Pawel Postaremczak - tenor & soprano sax, harmonium
Maciek Cierliński - hurdy-gurdy
Raphael Rogiński - guitar
Ksawery Wojciński - double bass
Paweł Szpura - drums
and special guest Hamid Drake - drums
It's high time to end the holiday break on jazz alchemist blog and "Seven Lines" is perfect album to do that, for many reasons. the most important being this is possibly some of the most beautiful music released in 2013 (and 'tis the season for the list of various kinds). There's a proven recipe to make great records - just release great concerts, when they happen, and "Seven Lines" is a chance, for those few who were lucky to be there, to get back to the fond memories of one evening in October 2012, at Manggha Museum in Krakow, where IT happened. I wrote ecstatic words afterwards, and today I stand by them with even more conviction:
Trance, hypnotic, the music would shine with the rhythmic propulsation provided by the double drums sets behind, with the polyphonic melodies presented by the double front line, with the steady bass groove, with sharp guitar sound and the drones of hurdy gurdy.

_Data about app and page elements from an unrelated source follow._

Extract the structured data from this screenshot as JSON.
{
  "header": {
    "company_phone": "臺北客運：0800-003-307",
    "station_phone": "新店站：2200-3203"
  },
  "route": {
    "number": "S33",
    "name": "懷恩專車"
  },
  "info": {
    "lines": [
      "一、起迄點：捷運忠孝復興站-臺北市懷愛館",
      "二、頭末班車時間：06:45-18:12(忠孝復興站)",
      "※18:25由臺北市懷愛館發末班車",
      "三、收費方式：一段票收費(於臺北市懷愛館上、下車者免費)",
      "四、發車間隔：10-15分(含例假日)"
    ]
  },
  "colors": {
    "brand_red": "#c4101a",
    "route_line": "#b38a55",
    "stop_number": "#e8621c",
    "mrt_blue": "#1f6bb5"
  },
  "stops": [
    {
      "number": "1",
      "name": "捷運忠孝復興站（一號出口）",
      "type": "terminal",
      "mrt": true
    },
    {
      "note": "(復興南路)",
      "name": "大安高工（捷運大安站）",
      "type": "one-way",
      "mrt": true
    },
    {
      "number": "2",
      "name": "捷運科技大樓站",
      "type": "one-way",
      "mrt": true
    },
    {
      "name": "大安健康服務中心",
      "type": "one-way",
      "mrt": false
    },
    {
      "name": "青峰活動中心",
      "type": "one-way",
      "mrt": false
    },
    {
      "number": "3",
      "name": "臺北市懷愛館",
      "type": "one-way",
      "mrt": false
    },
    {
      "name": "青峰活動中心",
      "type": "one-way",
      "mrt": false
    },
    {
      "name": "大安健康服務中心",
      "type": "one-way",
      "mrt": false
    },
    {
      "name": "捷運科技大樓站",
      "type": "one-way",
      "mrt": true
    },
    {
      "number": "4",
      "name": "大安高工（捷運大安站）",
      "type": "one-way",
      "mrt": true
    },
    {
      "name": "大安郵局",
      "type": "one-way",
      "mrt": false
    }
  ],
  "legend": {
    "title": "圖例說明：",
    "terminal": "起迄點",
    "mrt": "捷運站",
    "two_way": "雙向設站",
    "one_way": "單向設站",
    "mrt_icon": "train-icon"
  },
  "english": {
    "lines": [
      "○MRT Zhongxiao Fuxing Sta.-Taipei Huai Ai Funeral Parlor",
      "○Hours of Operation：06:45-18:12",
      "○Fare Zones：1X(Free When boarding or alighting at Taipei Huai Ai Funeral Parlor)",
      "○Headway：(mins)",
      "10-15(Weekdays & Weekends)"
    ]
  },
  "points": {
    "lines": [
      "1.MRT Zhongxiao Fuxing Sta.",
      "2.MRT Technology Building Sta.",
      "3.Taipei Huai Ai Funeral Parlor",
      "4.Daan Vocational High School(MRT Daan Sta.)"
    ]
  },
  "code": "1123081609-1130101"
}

There was something absolutely magical about the performance, complete and total experience of sound, rhythm, melody. Omnipresent, the music would take you in wholly, showing you the paradise world of universal love. I honestly lack word to describe the passionate feeling that the music gave me. Hats off especially to Maciej Cierlinski who just added an entire new universe to the band's music (also the craziest solo of the night, if Jimi Hendrix have played hurdy gurdy, that's how it would sound). It was also the first time I've heard them with Raphael Roginski and his unique sound would enhance so fabulously the constant melodious flow.
To have listened to this band was like to jump into a river, and just keep floating, keep admiring the constance of change around you, and it felt so safe and natural to meet all this with an openess of mind and heart. In the words of Joe McPhee: "fucking amazing".
There are more stories behind and to this music. There's the story of quartet's meeting with Hamid Drake in Lublin. The concert series in Sklad Butelek through which the quartet met with Maciej Cierlinski and Raphael Roginski, both crucial for the music's sound. There's a story to each of the five pieces that fit onto the cd, which prove further the scope of band's musical inspirations - the compositions refer to Iran, Japan, Tibet and Russia. There could be many more words written about "Seven Lines" but words don't really do any justice to it. This is a music you can can loose yourself in follow it through its many wonders. A precious memory you can share. Joe McPhee nailed the description part, all the rest is just unnecessary detail.